Winters come early, protect your plants

Posted on: November 15, 2014

Tips for Winter Care of Drought Tolerant & Other Plants


Iron gate design with snow S.E. Portland OregonI recently was a guest on a radio talk show, Real Estate Today, with Gloria Hahn of the Hahn Group.  Once again it was fun, I was only a little nervous and it went well.

We talked about protecting plants from winter weather damage.  There are many kinds of damage that occur due to winter weather.  Here are a few tips to protect your plants.

Daphne care for the winter season.

Don’t let your Daphne “catch” downspout disease.

Prevent Root Rot

Be vigilant about clogged downspouts….many a Daphne has died in May because of the root rot that happened from sheets of water coming over the gutters in winter.  Don’t let your downspouts and gutters clog up. I never plant a Daphne or a shrub that is especially prone to root rot near the downspout. No one means to let them clog up but if you do not have a basement you might think you can let it wait.

Keep Bark Dust off the Centers of Plants

Applying mulch or bark dust to your planting beds in early winter is a great idea.  Mulch benefits your soil and plants and helps protects roots from cold temperatures. Bark dust helps prevent weeds.  If you have it blown in, be aware you must go out and remove the material off the crown of your plants.  I can count the number of times bark dust was applied correctly by a blow in company on one hand. They don’t pay attention to plants and especially perennials.  When the plants crown is buried it will be kept wet all winter and can die from crown rot.

It’s up to you to save your plants.  You must remove the excess product off the plants crown.  I often use a whisk broom but fingers work nicely .  I don’t apply mulch or bark dust over my fallen leaves.  I rake first and then apply 2 inches of product on my planting beds.

Echinacea 'White Swan' has winter care when dormant.

Butterflies hatch from leaves left on site.

Speaking of leaves; these days I find places in my property to pile a lot of my leaves so butterflies and other beneficial insects eggs (on the leaves) can hatch in the spring and benefit my landscape and local environment.

Don’t Prune Plants Unless They Are Dormant

Late fall or winter is not a safe time to prune most evergreen shrubs and other plants that don’t go dormant in the winter.  This can bring a plant out of dormancy or prevent it from going dormant.  This can make it vulnerable to damage or death.  When cold temps hit, if you are a plant,  it’s a good thing to be dormant and miss it all.  There are some plants that are extremely cold tolerant but many are not. Plants can’t go to Arizona for the winter.

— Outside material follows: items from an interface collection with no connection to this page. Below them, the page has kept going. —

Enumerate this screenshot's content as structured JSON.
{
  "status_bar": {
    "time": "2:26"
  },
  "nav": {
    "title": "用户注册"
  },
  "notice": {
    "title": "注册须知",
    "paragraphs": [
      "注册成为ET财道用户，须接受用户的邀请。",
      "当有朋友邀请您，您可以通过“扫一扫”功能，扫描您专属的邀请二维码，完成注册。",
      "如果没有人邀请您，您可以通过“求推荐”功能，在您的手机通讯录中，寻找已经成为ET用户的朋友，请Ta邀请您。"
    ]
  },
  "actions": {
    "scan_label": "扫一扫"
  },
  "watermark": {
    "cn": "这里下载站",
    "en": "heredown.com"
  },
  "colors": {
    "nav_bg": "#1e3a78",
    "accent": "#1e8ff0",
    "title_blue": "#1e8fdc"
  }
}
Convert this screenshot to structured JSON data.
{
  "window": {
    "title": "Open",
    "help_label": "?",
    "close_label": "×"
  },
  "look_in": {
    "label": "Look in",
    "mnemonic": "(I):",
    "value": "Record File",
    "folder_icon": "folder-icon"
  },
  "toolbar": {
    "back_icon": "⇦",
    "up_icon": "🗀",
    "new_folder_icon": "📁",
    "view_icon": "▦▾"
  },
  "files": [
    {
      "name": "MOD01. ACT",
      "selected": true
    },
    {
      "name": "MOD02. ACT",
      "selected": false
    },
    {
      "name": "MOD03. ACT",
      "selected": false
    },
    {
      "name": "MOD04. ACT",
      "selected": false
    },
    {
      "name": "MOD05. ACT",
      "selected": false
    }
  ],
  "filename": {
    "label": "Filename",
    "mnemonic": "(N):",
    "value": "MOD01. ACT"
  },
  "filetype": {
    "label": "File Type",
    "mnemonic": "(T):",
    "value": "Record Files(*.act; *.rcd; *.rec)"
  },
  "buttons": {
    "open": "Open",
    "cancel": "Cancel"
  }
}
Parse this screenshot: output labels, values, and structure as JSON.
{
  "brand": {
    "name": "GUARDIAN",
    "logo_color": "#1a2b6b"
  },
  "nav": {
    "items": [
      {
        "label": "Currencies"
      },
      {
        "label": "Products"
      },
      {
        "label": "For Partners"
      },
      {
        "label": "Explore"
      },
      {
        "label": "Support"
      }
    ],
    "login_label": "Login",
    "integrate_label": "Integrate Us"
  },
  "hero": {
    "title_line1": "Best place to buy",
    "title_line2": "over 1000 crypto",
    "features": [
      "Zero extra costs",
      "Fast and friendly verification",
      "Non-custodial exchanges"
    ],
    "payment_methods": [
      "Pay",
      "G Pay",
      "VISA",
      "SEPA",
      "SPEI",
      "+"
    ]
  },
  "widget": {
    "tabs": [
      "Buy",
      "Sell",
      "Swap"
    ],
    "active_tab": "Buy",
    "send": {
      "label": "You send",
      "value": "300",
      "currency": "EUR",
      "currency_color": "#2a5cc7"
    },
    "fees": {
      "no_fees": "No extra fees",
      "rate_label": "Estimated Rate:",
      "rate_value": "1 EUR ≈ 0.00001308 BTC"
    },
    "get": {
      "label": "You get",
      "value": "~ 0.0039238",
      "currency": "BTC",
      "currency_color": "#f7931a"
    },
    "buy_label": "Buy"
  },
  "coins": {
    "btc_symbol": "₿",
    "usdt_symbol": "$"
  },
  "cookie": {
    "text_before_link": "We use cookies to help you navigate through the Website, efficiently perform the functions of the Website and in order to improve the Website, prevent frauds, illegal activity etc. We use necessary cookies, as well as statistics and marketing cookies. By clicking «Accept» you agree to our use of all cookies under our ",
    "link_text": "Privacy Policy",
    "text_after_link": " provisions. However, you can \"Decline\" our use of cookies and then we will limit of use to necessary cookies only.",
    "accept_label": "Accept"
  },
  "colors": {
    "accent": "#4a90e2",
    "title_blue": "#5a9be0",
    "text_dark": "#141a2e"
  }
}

Professionals like to prune deciduous trees and shrubs like Japanese maples (not evergreen) in December to mid January here in the Pacific Northwest.  This plant is dormant at this time, has not started to grow buds and will not “wake up” in response to pruning.  Professionals know what plants are exceptions but most homeowners do not.

Carol on a garden coach appointment pruning for winter care.

Carol Lindsay pruning non evergreen tree in winter.

Do spread a 2” layer of mulch or compost around your plants once your winter landscape is cleaned up.  You don’t want to put the compost over a bunch of decaying leaves. Mulch helps protect plant roots from extreme cold.  If you have trees whose leaves don’t drop until December, you need to wait ’til these leaves have dropped.

Drought Tolerant Plants Are Susceptible to Root Rot

Most of my clients these days ask for a low water landscape design.  I mention this with regard to winter plant protection because these plants must have good drainage in the winter.  The crown or stems at the soil level are very prone to rot.  I like to mulch the crowns with minus ten crushed rock.  I place the tiny crushed rock around the plant, not over the top of the plant.  This helps roll winter water away from the plant’s crown.  It is critical to keep bark dust or mulch away from the crowns of these perennials and shrubs. Plants like Manzanita, Yucca, Phormium, Callistemon, even hens and chicks or sedums will benefit from crushed rock applied around the crown.   If you have mulch or bark dust blown in, this can have disastrous consequences for drought tolerant plants.  It is critical to keep bark dust or mulch away from the crowns of these root rot sensitive plants.

For more information on landscape design for your garden, contact me to make an appointment.